Green Flake was in the vanguard company of Mormon pioneers in 1847, driving a wagon into the Salt Lake Valley with LDS prophet Brigham Young, who famously declared Utah to be the right place to build Zion.
But you won’t likely see a figure of Flake atop any floats in the Days of ’47 Parade down the streets of Utah’s capital this Thursday (July 24).
That could be because Flake’s story is unfamiliar to the vast majority of Mormons.
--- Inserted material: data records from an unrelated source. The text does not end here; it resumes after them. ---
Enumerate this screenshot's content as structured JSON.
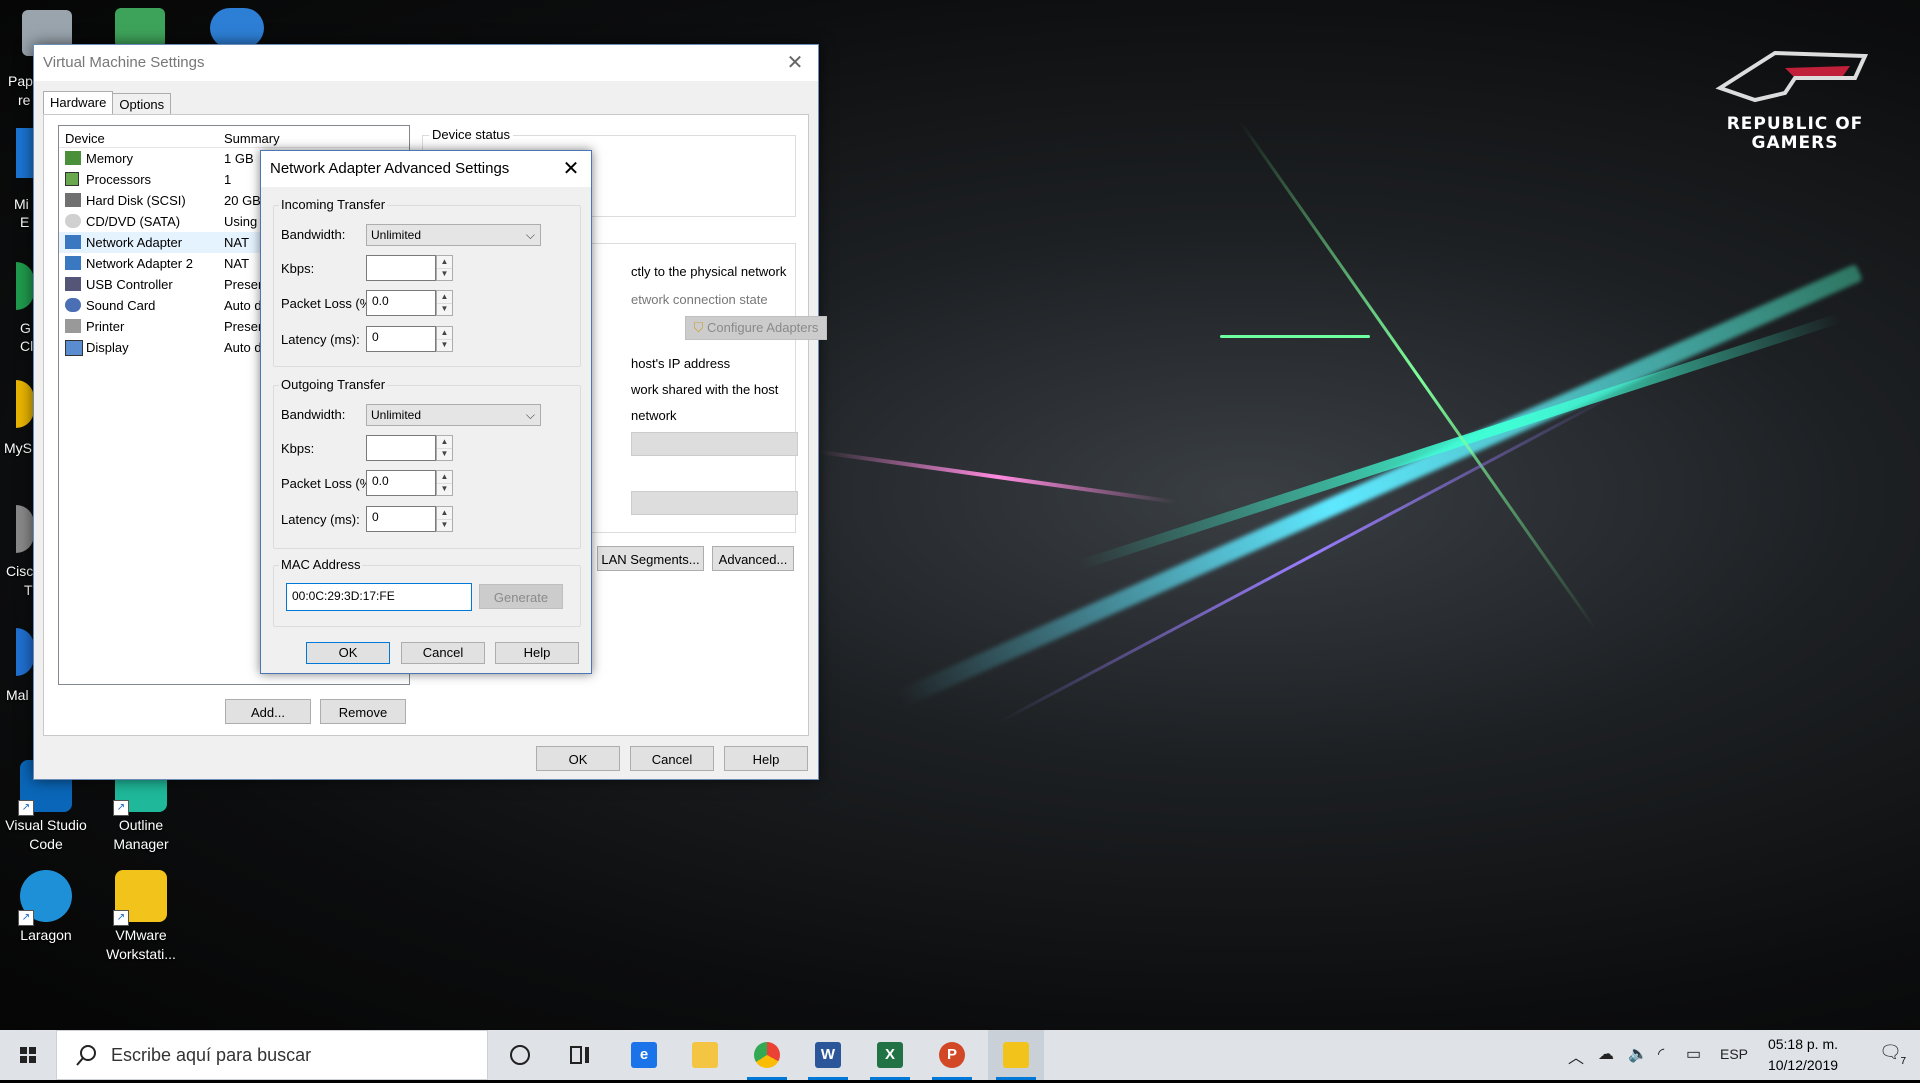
{
  "desktop": {
    "brand_line1": "REPUBLIC OF",
    "brand_line2": "GAMERS",
    "icons": [
      {
        "label1": "Visual Studio",
        "label2": "Code"
      },
      {
        "label1": "Outline",
        "label2": "Manager"
      },
      {
        "label1": "Laragon",
        "label2": ""
      },
      {
        "label1": "VMware",
        "label2": "Workstati..."
      }
    ],
    "edge_labels": [
      "Pap",
      "re",
      "Mi",
      "E",
      "G",
      "Cl",
      "MyS",
      "Cisc",
      "T",
      "Mal"
    ]
  },
  "vm_window": {
    "title": "Virtual Machine Settings",
    "tabs": [
      "Hardware",
      "Options"
    ],
    "device_col": "Device",
    "summary_col": "Summary",
    "devices": [
      {
        "name": "Memory",
        "summary": "1 GB"
      },
      {
        "name": "Processors",
        "summary": "1"
      },
      {
        "name": "Hard Disk (SCSI)",
        "summary": "20 GB"
      },
      {
        "name": "CD/DVD (SATA)",
        "summary": "Using fi"
      },
      {
        "name": "Network Adapter",
        "summary": "NAT"
      },
      {
        "name": "Network Adapter 2",
        "summary": "NAT"
      },
      {
        "name": "USB Controller",
        "summary": "Presen"
      },
      {
        "name": "Sound Card",
        "summary": "Auto de"
      },
      {
        "name": "Printer",
        "summary": "Present"
      },
      {
        "name": "Display",
        "summary": "Auto de"
      }
    ],
    "add_button": "Add...",
    "remove_button": "Remove",
    "device_status": "Device status",
    "net_lines": [
      "ctly to the physical network",
      "etwork connection state",
      "host's IP address",
      "work shared with the host",
      "network"
    ],
    "configure_adapters": "Configure Adapters",
    "lan_segments": "LAN Segments...",
    "advanced": "Advanced...",
    "ok": "OK",
    "cancel": "Cancel",
    "help": "Help"
  },
  "adv_dialog": {
    "title": "Network Adapter Advanced Settings",
    "incoming": {
      "title": "Incoming Transfer",
      "bandwidth_label": "Bandwidth:",
      "bandwidth_value": "Unlimited",
      "kbps_label": "Kbps:",
      "kbps_value": "",
      "loss_label": "Packet Loss (%):",
      "loss_value": "0.0",
      "latency_label": "Latency (ms):",
      "latency_value": "0"
    },
    "outgoing": {
      "title": "Outgoing Transfer",
      "bandwidth_label": "Bandwidth:",
      "bandwidth_value": "Unlimited",
      "kbps_label": "Kbps:",
      "kbps_value": "",
      "loss_label": "Packet Loss (%):",
      "loss_value": "0.0",
      "latency_label": "Latency (ms):",
      "latency_value": "0"
    },
    "mac_title": "MAC Address",
    "mac_value": "00:0C:29:3D:17:FE",
    "generate": "Generate",
    "ok": "OK",
    "cancel": "Cancel",
    "help": "Help"
  },
  "taskbar": {
    "search_placeholder": "Escribe aquí para buscar",
    "language": "ESP",
    "time": "05:18 p. m.",
    "date": "10/12/2019",
    "notification_count": "7"
  }
}
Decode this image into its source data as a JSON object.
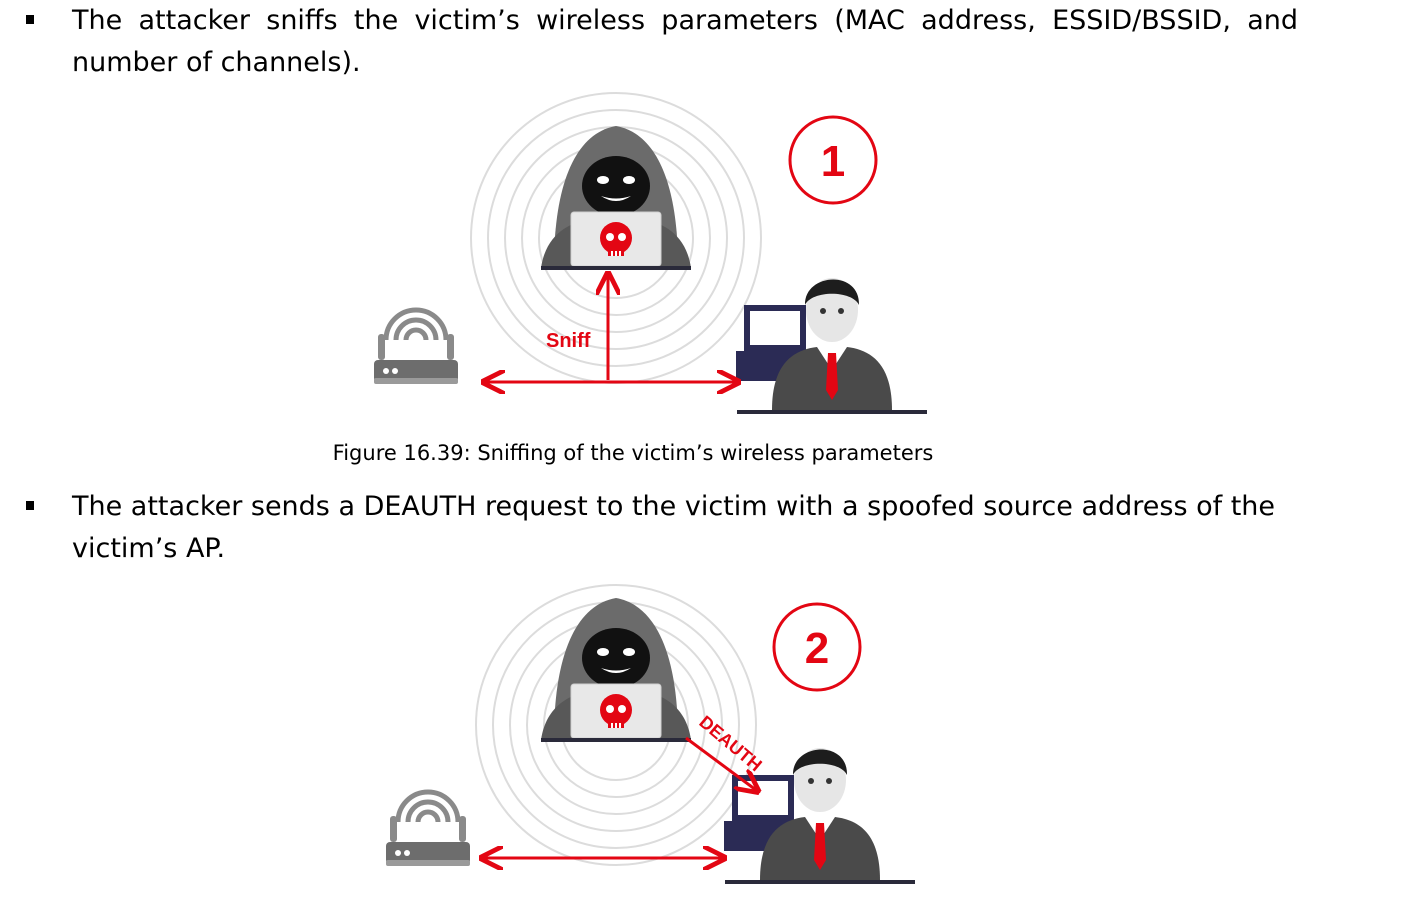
{
  "bullets": [
    "The attacker sniffs the victim’s wireless parameters (MAC address, ESSID/BSSID, and number of channels).",
    "The attacker sends a DEAUTH request to the victim with a spoofed source address of the victim’s AP."
  ],
  "figure1": {
    "step": "1",
    "arrow_label": "Sniff",
    "caption": "Figure 16.39: Sniffing of the victim’s wireless parameters"
  },
  "figure2": {
    "step": "2",
    "arrow_label": "DEAUTH"
  },
  "colors": {
    "accent": "#e30613",
    "dark": "#2a2a3a",
    "grey": "#6d6d6d"
  }
}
Or because the South Carolina-born convert’s narrative is, well, a tad more difficult than the typical pioneer tale: He was black and a slave, who was once donated to the Church of Jesus Christ of Latter-day Saints as “tithing” after his owner couldn’t find a buyer.
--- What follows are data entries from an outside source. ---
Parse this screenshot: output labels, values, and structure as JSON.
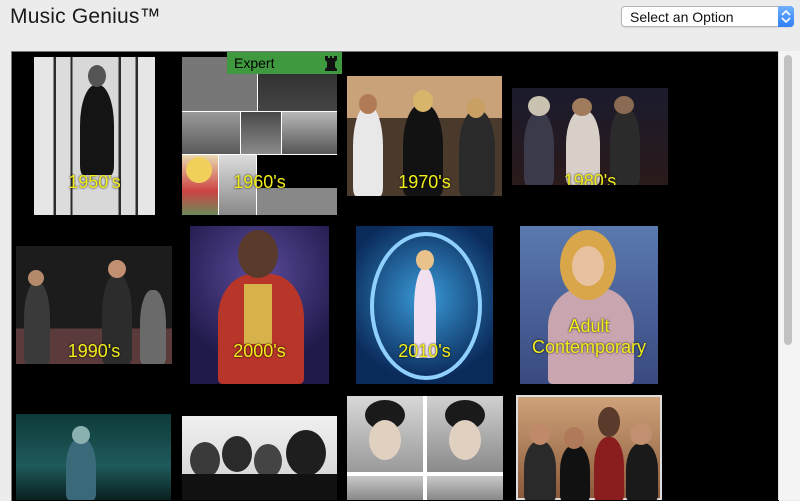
{
  "app": {
    "title": "Music Genius™"
  },
  "option_select": {
    "selected": "Select an Option"
  },
  "badge": {
    "label": "Expert",
    "icon": "rook-icon"
  },
  "categories": [
    {
      "label": "1950's"
    },
    {
      "label": "1960's"
    },
    {
      "label": "1970's"
    },
    {
      "label": "1980's"
    },
    {
      "label": "1990's"
    },
    {
      "label": "2000's"
    },
    {
      "label": "2010's"
    },
    {
      "label": "Adult Contemporary"
    },
    {
      "label": ""
    },
    {
      "label": ""
    },
    {
      "label": ""
    },
    {
      "label": ""
    }
  ],
  "colors": {
    "label_yellow": "#f2ee1a",
    "badge_green": "#3f9a3f",
    "select_arrow_blue": "#2f7ff5"
  }
}
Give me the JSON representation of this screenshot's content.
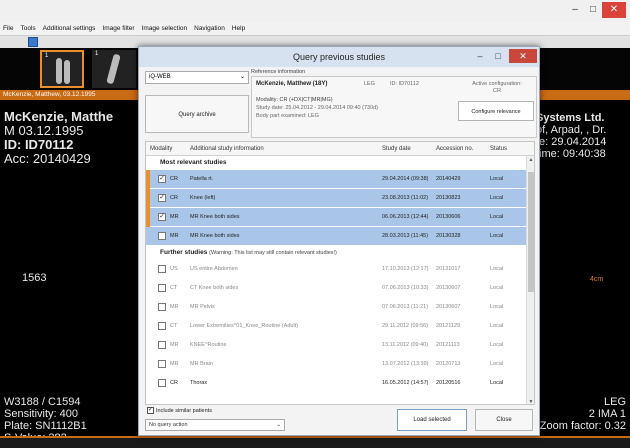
{
  "window": {
    "minimize": "–",
    "maximize": "□",
    "close": "✕"
  },
  "menu": [
    "File",
    "Tools",
    "Additional settings",
    "Image filter",
    "Image selection",
    "Navigation",
    "Help"
  ],
  "thumbnails": [
    {
      "number": "1"
    },
    {
      "number": "1"
    }
  ],
  "patient_strip": "McKenzie, Matthew, 03.12.1995",
  "overlay": {
    "left_top": [
      "McKenzie, Matthe",
      "M 03.12.1995",
      "ID: ID70112",
      "Acc: 20140429"
    ],
    "right_top": [
      "Systems Ltd.",
      "of, Arpad, , Dr.",
      "te: 29.04.2014",
      "time: 09:40:38"
    ],
    "mid_left": "1563",
    "mid_right": "4cm",
    "bottom_left": [
      "W3188 / C1594",
      "Sensitivity: 400",
      "Plate: SN1112B1",
      "S-Value: 282"
    ],
    "bottom_right": [
      "LEG",
      "",
      "2 IMA 1",
      "Zoom factor: 0.32"
    ]
  },
  "dialog": {
    "title": "Query previous studies",
    "archive_select": "iQ-WEB",
    "query_archive_button": "Query archive",
    "reference": {
      "label": "Reference information",
      "name": "McKenzie, Matthew (18Y)",
      "gender": "LEG",
      "id": "ID: ID70112",
      "modality": "Modality: CR (+DX|CT|MR|MG)",
      "study_date": "Study date: 25.04.2012 - 29.04.2014 09:40 (730d)",
      "body_part": "Body part examined: LEG"
    },
    "active_config": [
      "Active configuration:",
      "CR"
    ],
    "configure_button": "Configure relevance",
    "columns": [
      "Modality",
      "Additional study information",
      "Study date",
      "Accession no.",
      "Status"
    ],
    "groups": [
      {
        "title": "Most relevant studies",
        "note": "",
        "rows": [
          {
            "checked": "✓",
            "modality": "CR",
            "info": "Patella rt.",
            "date": "29.04.2014 (09:38)",
            "accession": "20140429",
            "status": "Local"
          },
          {
            "checked": "✓",
            "modality": "CR",
            "info": "Knee (left)",
            "date": "23.08.2013 (11:02)",
            "accession": "20130823",
            "status": "Local"
          },
          {
            "checked": "✓",
            "modality": "MR",
            "info": "MR Knee both sides",
            "date": "06.06.2013 (12:44)",
            "accession": "20130606",
            "status": "Local"
          },
          {
            "checked": "",
            "modality": "MR",
            "info": "MR Knee both sides",
            "date": "28.03.2013 (11:45)",
            "accession": "20130328",
            "status": "Local"
          }
        ]
      },
      {
        "title": "Further studies",
        "note": "(Warning: This list may still contain relevant studies!)",
        "rows": [
          {
            "checked": "",
            "modality": "US",
            "info": "US entire Abdomen",
            "date": "17.10.2013 (12:17)",
            "accession": "20131017",
            "status": "Local"
          },
          {
            "checked": "",
            "modality": "CT",
            "info": "CT Knee both sides",
            "date": "07.06.2013 (10:33)",
            "accession": "20130607",
            "status": "Local"
          },
          {
            "checked": "",
            "modality": "MR",
            "info": "MR Pelvis",
            "date": "07.06.2013 (11:21)",
            "accession": "20130607",
            "status": "Local"
          },
          {
            "checked": "",
            "modality": "CT",
            "info": "Lower Extremities^01_Knee_Routine (Adult)",
            "date": "29.11.2012 (09:56)",
            "accession": "20121129",
            "status": "Local"
          },
          {
            "checked": "",
            "modality": "MR",
            "info": "KNEE^Routine",
            "date": "13.11.2012 (09:40)",
            "accession": "20121113",
            "status": "Local"
          },
          {
            "checked": "",
            "modality": "MR",
            "info": "MR Brain",
            "date": "13.07.2012 (13:39)",
            "accession": "20120713",
            "status": "Local"
          },
          {
            "checked": "",
            "modality": "CR",
            "info": "Thorax",
            "date": "16.05.2012 (14:57)",
            "accession": "20120516",
            "status": "Local"
          }
        ]
      }
    ],
    "include_similar": "Include similar patients",
    "query_action": "No query action",
    "load_button": "Load selected",
    "close_button": "Close"
  }
}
Mention of these black members brings up a painful part of the Mormon past — for more than a century blacks were barred from ordination to the faith’s all-male priesthood, and black women were denied access to temple rituals as well. That didn’t end until 1978.
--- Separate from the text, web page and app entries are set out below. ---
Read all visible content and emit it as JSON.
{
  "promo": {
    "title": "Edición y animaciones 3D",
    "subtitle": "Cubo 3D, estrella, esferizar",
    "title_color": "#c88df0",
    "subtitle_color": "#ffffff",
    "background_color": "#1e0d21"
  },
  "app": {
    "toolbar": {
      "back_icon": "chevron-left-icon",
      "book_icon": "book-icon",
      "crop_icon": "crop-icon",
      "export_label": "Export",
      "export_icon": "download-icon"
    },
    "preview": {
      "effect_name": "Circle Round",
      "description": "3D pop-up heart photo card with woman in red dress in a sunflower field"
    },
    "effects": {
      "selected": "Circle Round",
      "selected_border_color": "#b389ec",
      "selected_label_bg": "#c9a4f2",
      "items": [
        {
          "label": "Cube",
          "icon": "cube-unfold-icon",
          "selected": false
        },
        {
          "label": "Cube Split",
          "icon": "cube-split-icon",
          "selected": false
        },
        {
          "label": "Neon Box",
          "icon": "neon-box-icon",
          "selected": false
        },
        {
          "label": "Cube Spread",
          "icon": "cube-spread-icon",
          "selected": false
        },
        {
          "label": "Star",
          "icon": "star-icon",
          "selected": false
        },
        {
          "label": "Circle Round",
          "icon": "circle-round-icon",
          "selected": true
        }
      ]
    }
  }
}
Omitting Flake and more than 50 other black pioneers from the heroic recounting of the massive LDS trek across the Plains is not just an oversight, say Mormon historians and members, it is a travesty.
“If we don’t celebrate our full history, we are actually celebrating a lie,” said Tamu Smith, co-author with Zandra Vranes of “Diary of Two Mad Black Mormons.” “We know that we were there, so when people leave us out on purpose, they are not celebrating their own history.”
Accounts of black pioneers, argued Smith and Vranes, should be as well-known inside the 15 million-member LDS church as yarns of Young, Mary Fielding Smith (a widow who reportedly healed her dying oxen) and the Willie and Martin handcart companies (many members of which lost their lives along the way).
“Our stories need to be told over and over and over just like the other ones,” Vranes said. “When we tell people that Green Flake was right there when Brigham Young said, ‘This is the place,’ they don’t believe us.”
Source: Huffington Post | Salt Lake Tribune / By Peggy Fletcher Stack